This 'downgrade' you are clinging onto seems like a bit of a life raft.
My lad is a rozzer, the Mrs is pretty high up in the NHS. I can't go into any details of what they are both telling me they have been briefed. The Mrs was in an emergency conference yesterday, what they are both grim faced over is NOT a downgrade.
Sorry mate but your attitude is far from helpful, it will encourage people to begin acting normally, well they can't and if they do, the scenario the Mrs had laid out before her yesterday WILL happen. The West Midlands is about to catch up with London if we don't take this seriously.
I have no agenda, no narrative, I just want people to be OK and what I heard yesterday was grim indeed.
Ignore that if you want, but don't try and make others ignore it, that's potentially very damaging.
All the best.
08:12, Thu 26 Mar
You chide others for supposedly not understanding, when in reality it’s you who doesn’t understand what you are quoting. It’s probably because you don’t know what your own point is.

We’ve had a pretty sound understanding of what the effect of this disease will be on the wider population for some time. Fortunately, it isn’t like Ebola and the other diseases mentioned which have a much more severe death rate. We know the majority of people who will catch this, thankfully won’t suffer serious illness and death. Which is why it has been downgraded from ‘high consequence’ (I.e, death) for most people people who catch it. The very article you are quoting underlines that if we don’t follow the current isolation process in this pandemic, the highly likely consequences are that our health services will totally overwhelmed, there will be severe economic consequences, and between 250,000 and 600,000 deaths will occur. Highly contagious in other words, with high impact on particularly vulnerable parts of society, though not only them.
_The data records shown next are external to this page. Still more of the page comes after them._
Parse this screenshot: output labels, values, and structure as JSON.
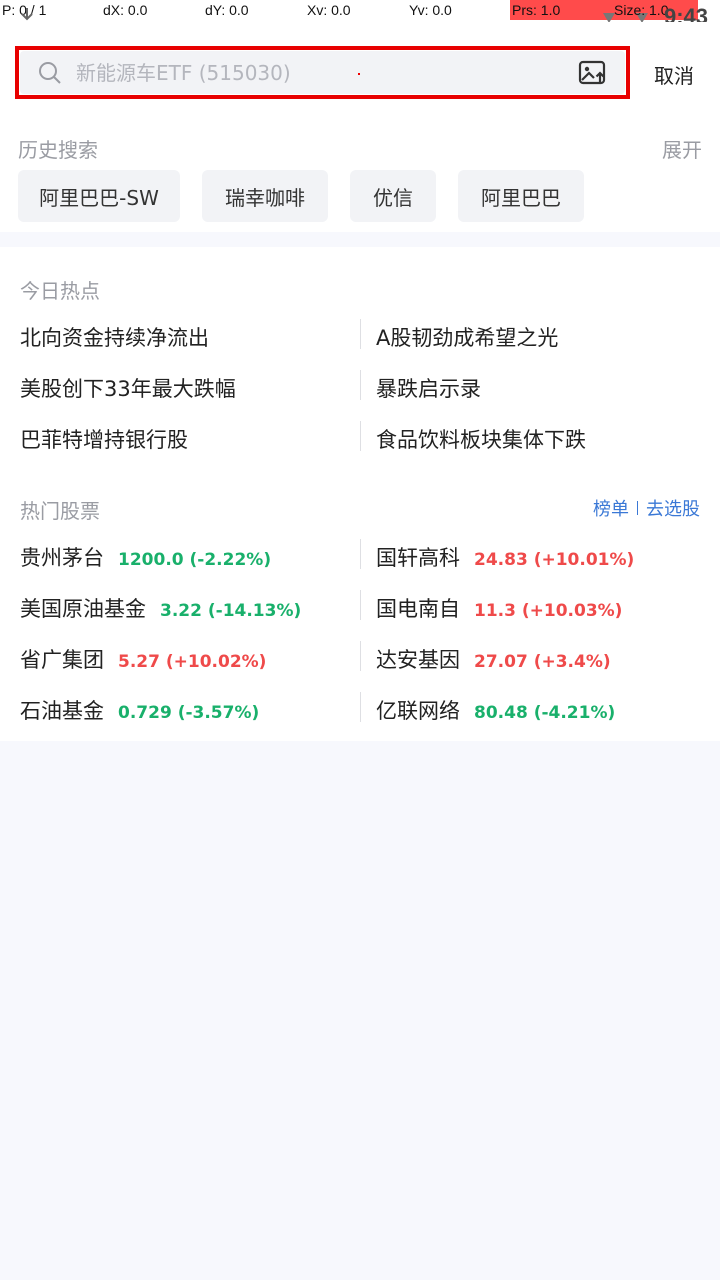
{
  "status": {
    "p": "P: 0 / 1",
    "dx": "dX: 0.0",
    "dy": "dY: 0.0",
    "xv": "Xv: 0.0",
    "yv": "Yv: 0.0",
    "prs": "Prs: 1.0",
    "size": "Size: 1.0",
    "time": "9:43"
  },
  "search": {
    "placeholder": "新能源车ETF (515030)",
    "cancel": "取消"
  },
  "history": {
    "title": "历史搜索",
    "expand": "展开",
    "chips": [
      "阿里巴巴-SW",
      "瑞幸咖啡",
      "优信",
      "阿里巴巴"
    ]
  },
  "hot_topics": {
    "title": "今日热点",
    "items": [
      "北向资金持续净流出",
      "A股韧劲成希望之光",
      "美股创下33年最大跌幅",
      "暴跌启示录",
      "巴菲特增持银行股",
      "食品饮料板块集体下跌"
    ]
  },
  "hot_stocks": {
    "title": "热门股票",
    "link_rank": "榜单",
    "link_pick": "去选股",
    "items": [
      {
        "name": "贵州茅台",
        "quote": "1200.0 (-2.22%)",
        "trend": "down"
      },
      {
        "name": "国轩高科",
        "quote": "24.83 (+10.01%)",
        "trend": "up"
      },
      {
        "name": "美国原油基金",
        "quote": "3.22 (-14.13%)",
        "trend": "down"
      },
      {
        "name": "国电南自",
        "quote": "11.3 (+10.03%)",
        "trend": "up"
      },
      {
        "name": "省广集团",
        "quote": "5.27 (+10.02%)",
        "trend": "up"
      },
      {
        "name": "达安基因",
        "quote": "27.07 (+3.4%)",
        "trend": "up"
      },
      {
        "name": "石油基金",
        "quote": "0.729 (-3.57%)",
        "trend": "down"
      },
      {
        "name": "亿联网络",
        "quote": "80.48 (-4.21%)",
        "trend": "down"
      }
    ]
  },
  "colors": {
    "up": "#ef4a4a",
    "down": "#19b06b",
    "link": "#3a78d6",
    "highlight": "#e80000"
  }
}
Well. I still can’t still work out what you are saying. It’s partly because it’s not clear what it is. It appears to be that either the effects of this disease are not significant in terms of deaths (and other health impacts), which is not supported by the very report you triumphantly quote, which actually states the opposite of that; or you don’t care that the consequences are the numbers which have been estimated, for which you have provided zero ‘evidence’. So you are either wrong, or merely callous, or possibly a combination of both.
10:55, Thu 26 Mar
Wish we had a 'Loike' button on here 👍
11:03, Thu 26 Mar
Well said Newblue.
11:12, Thu 26 Mar
FFS, if true:

[twitter.com]